● **TRY IT**
Report, as a bare number, how many lines of the entries below contain "image".

● **MATERIAL FOR THE TASK**
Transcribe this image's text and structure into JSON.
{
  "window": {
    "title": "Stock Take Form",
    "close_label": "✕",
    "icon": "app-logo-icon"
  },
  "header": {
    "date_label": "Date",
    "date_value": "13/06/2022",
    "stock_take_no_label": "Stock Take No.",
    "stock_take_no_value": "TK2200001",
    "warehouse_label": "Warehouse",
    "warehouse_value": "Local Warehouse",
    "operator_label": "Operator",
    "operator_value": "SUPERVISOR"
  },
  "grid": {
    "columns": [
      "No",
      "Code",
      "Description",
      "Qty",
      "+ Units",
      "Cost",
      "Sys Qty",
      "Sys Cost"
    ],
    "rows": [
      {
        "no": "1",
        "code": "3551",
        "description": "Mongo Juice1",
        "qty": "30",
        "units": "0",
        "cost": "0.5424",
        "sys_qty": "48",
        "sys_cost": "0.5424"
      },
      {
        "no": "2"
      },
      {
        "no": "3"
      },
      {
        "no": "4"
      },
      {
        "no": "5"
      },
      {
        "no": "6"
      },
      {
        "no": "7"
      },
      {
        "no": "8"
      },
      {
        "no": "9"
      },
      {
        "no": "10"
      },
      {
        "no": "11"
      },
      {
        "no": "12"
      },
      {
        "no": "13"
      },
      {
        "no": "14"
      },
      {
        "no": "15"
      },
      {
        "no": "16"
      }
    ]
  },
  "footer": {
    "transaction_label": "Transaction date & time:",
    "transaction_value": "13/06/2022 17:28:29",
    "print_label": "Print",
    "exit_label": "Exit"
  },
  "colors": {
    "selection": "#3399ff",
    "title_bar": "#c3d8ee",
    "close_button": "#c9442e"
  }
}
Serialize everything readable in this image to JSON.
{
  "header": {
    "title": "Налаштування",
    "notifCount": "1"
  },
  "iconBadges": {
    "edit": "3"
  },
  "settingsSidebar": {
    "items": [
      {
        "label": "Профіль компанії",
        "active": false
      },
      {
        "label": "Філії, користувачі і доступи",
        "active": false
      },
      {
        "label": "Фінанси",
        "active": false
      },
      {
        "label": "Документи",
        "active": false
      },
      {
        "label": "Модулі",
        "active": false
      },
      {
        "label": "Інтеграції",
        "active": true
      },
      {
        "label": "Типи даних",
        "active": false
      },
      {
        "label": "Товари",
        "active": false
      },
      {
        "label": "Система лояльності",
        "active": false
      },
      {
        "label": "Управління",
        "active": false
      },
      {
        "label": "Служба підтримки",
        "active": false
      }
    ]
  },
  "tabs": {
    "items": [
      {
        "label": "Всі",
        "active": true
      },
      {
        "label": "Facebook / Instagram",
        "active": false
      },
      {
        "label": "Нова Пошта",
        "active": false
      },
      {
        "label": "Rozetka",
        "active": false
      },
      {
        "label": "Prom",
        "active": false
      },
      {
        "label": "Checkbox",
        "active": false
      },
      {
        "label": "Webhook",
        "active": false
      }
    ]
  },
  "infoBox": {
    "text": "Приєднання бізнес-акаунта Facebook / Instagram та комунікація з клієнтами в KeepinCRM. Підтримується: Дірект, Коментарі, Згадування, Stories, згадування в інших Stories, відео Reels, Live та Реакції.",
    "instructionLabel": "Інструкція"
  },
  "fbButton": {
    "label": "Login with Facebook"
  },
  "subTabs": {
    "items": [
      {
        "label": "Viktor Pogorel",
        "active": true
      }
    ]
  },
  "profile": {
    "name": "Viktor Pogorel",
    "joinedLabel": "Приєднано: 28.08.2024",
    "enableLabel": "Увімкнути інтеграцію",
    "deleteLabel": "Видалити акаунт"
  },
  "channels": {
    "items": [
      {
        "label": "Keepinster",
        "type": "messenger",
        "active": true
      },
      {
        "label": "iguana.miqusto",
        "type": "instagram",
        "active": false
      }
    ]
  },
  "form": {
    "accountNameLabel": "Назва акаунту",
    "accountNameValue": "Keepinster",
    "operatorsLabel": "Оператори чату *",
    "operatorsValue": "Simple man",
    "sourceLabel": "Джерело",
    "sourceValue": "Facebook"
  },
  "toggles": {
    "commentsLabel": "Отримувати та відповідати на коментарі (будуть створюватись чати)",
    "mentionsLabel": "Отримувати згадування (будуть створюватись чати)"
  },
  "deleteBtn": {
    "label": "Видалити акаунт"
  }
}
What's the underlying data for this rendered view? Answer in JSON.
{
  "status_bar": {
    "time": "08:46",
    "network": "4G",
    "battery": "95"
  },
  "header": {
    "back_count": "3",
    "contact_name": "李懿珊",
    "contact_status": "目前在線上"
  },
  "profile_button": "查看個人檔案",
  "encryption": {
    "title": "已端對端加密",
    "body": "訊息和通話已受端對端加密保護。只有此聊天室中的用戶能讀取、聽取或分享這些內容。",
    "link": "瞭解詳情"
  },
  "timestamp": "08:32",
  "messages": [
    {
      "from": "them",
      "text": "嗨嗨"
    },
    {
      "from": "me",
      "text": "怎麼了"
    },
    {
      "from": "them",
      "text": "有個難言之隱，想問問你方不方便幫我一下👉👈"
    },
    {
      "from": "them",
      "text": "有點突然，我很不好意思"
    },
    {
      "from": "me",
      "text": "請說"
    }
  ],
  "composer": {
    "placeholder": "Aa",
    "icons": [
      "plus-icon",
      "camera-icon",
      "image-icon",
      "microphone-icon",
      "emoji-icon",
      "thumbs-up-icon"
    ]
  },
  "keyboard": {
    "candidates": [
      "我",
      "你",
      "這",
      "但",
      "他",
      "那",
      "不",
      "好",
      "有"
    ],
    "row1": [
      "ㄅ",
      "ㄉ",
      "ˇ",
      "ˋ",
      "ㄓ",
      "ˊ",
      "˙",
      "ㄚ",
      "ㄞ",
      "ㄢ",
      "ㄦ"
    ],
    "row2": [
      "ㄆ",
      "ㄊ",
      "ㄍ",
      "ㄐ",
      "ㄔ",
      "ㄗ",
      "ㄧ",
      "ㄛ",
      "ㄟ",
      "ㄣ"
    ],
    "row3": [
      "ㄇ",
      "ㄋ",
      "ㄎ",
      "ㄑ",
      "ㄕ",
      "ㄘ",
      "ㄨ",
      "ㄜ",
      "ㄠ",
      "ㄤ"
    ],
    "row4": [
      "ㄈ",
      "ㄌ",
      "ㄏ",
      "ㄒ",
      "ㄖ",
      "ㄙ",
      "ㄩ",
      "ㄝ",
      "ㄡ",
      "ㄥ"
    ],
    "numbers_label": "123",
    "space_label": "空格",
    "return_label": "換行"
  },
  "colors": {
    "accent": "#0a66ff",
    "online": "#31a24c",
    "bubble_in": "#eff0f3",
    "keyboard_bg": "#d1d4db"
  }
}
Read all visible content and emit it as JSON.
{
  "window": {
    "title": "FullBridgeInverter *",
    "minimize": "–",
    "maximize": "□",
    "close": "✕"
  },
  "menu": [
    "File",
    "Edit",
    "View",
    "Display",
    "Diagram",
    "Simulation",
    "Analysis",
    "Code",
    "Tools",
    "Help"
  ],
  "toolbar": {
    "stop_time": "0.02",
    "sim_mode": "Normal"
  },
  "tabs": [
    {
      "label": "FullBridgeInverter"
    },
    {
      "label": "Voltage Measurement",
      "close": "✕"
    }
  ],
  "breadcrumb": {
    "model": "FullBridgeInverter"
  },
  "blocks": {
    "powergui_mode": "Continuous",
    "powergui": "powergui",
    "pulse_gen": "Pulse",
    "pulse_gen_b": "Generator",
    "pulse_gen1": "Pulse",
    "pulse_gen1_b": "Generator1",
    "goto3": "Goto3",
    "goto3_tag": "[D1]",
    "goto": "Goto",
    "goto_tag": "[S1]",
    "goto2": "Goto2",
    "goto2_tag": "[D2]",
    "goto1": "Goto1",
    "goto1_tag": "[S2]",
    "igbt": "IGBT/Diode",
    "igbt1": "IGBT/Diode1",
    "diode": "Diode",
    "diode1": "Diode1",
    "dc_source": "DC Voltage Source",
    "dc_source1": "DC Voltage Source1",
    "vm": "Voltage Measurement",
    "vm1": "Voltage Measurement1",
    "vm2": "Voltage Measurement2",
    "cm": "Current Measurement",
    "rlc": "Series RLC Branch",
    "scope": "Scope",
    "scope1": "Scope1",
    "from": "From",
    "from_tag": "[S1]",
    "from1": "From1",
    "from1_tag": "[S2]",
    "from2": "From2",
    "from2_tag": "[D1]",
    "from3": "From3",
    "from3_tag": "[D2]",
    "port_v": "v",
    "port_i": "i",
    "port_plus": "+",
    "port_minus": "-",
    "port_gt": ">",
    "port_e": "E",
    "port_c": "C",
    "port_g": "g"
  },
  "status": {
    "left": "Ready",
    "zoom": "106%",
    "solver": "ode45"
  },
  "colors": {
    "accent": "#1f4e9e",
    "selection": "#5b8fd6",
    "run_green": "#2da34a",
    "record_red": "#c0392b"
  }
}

● **ANSWER TO THIS PROBLEM**
3